Published Saturday, March 7, 2015 | 2 a.m.
Updated Saturday, March 7, 2015 | 9:18 a.m.
The best driver in the world, Jimmie Johnson, was more than a year away from making his Sprint Cup debut the last time neither Kyle Busch nor Kurt Busch raced at Las Vegas Motor Speedway on NASCAR weekend.
Recent Daytona 500 winner Joey Logano was in the fourth grade. A 14-year streak of the Busch brothers serving as main attractions at their home track ends this weekend without either in the field for Saturday’s Boyd Gaming 300 Xfinity series race or Sunday’s Kobalt 400 in the Sprint Cup.
“I know competition will be easier for all of us because those guys aren’t out here,” Carl Edwards smiled. “Those guys are both extremely fast.”
The 29-year-old Kyle Busch has tallied 29 Sprint Cup victories. He managed to pass older brother and 36-year-old Kurt Busch’s 25 wins two years ago.
But it will be a while before fans can watch the Durango High graduates attempt to pad their totals. Although the Delaware attorney general’s office declined to pursue criminal charges over an alleged domestic assault on Kurt Busch earlier this week, he remains under a NASCAR-mandated indefinite suspension.
He must complete the private terms of a reinstatement program to rejoin the series, which could culminate before Kyle Busch is healthy. Kyle Busch is holed up in his Charlotte-area home recovering from a fractured right leg and broken left foot, injuries suffered in a crash into a wall while racing in the Xfinity Series event two weekends ago in Daytona, Fla.
There’s no timetable for Kyle Busch’s return.
“Our emphasis is to get him back as quick as we can,” Joe Gibbs, owner of Kyle Busch’s racing team, said in Daytona after the wreck. “I know that is what Kyle would want to do.”
Kyle Busch has stayed active on Twitter, posting “would rather be driving than watching,” the day after his accident. That sentiment may ring extra true this week, as he’s always spoken highly of coming home to compete on a track he watched get built.
The feeling is the mutual, as the speedway has benefited from having a local superstar. One of the most memorable moments in the history of the race came six years ago when Kyle Busch prevailed despite a dead-last starting position.
He was primed for another big season in 2015, listed as the sixth choice at 12-to-1 odds at the Westgate Las Vegas Superbook to win his first Sprint Cup title before the injury.
“I really look forward to having Kyle back with all the speed he has and being a huge part of (Joe Gibbs Racing),” said Edwards, who’s a teammate of Kyle Busch for the first time this year. “He’s a guy I can learn a lot from.”

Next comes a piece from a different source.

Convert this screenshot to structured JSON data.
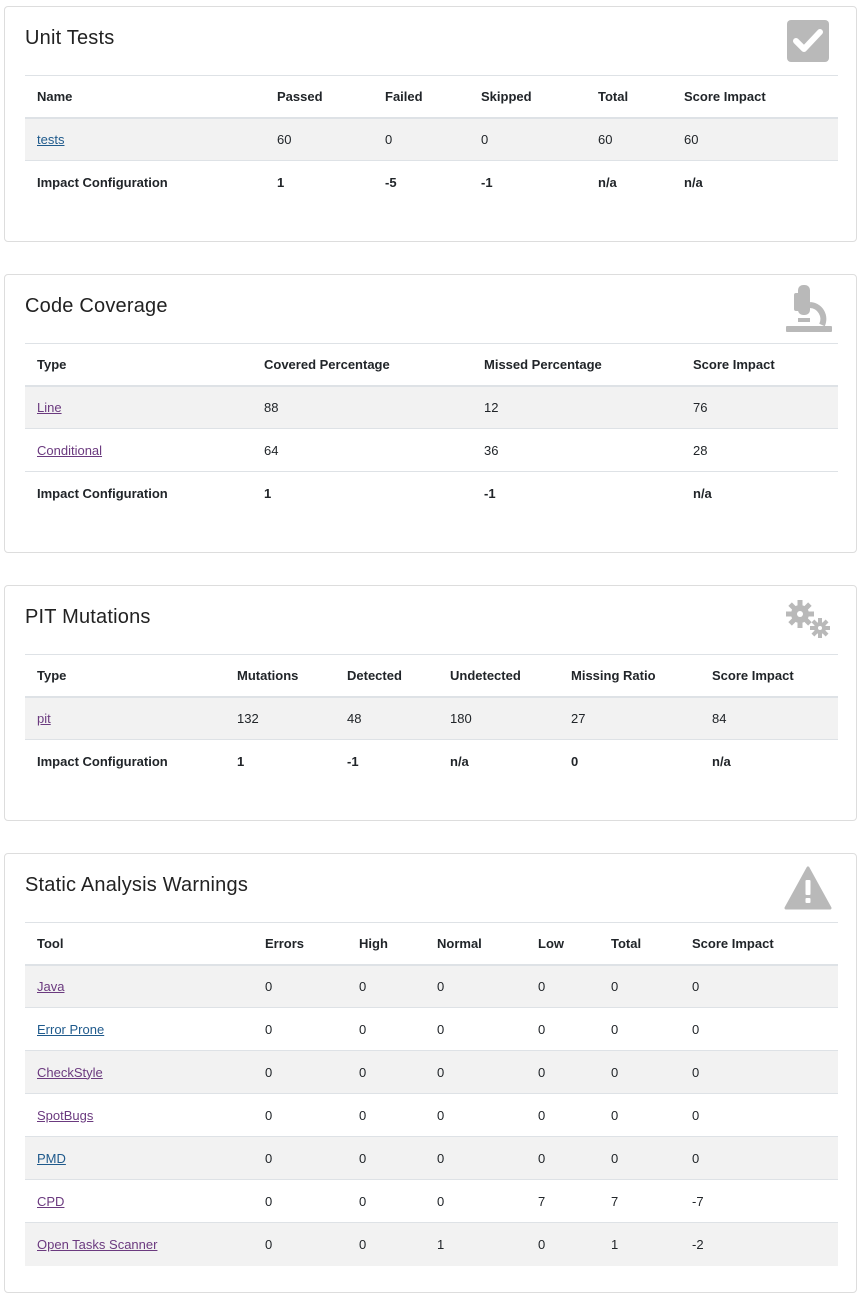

Kurt Busch was also looking forward to a successful season after breaking out of a two-year winless streak with a victory at Martinsville last year. But his plans were derailed when the domestic abuse allegations surfaced last November, which preceded a highly publicized hearing.
Kurt Busch maintained his innocence throughout, and expressed vindication in a statement released earlier this week after he was cleared of all charges.
“As I have said from the beginning, I did not commit domestic violence,” Kurt Busch said in the statement. “I look forward to being back in racing as soon as possible and moving on with my life.”
Kurt and Kyle Busch might not be on hand, but that doesn’t mean their cars are also on the shelf. Regan Smith, a Stewart-Haas Racing teammate, is filling in for Kurt Busch and driving the No. 41 in the Kobalt 400.
Veteran David Ragan will take the wheel in Kyle Busch’s familiar M&Ms-themed Toyota car. Edwards reported that Ragan had the fastest practice of anyone on the Joe Gibbs Racing team.
But there’s still a void without the Busch brothers. Out of the 18 years Las Vegas has hosted a Sprint Cup race, this will only be the fourth without either of its two most famous native drivers.
“All of us are thinking a lot about Kyle, and his recovery seems to be going really well,” Edwards said. “And it seems like Kurt is well on his way to being back here soon, so I guess we’ll look forward to their return.”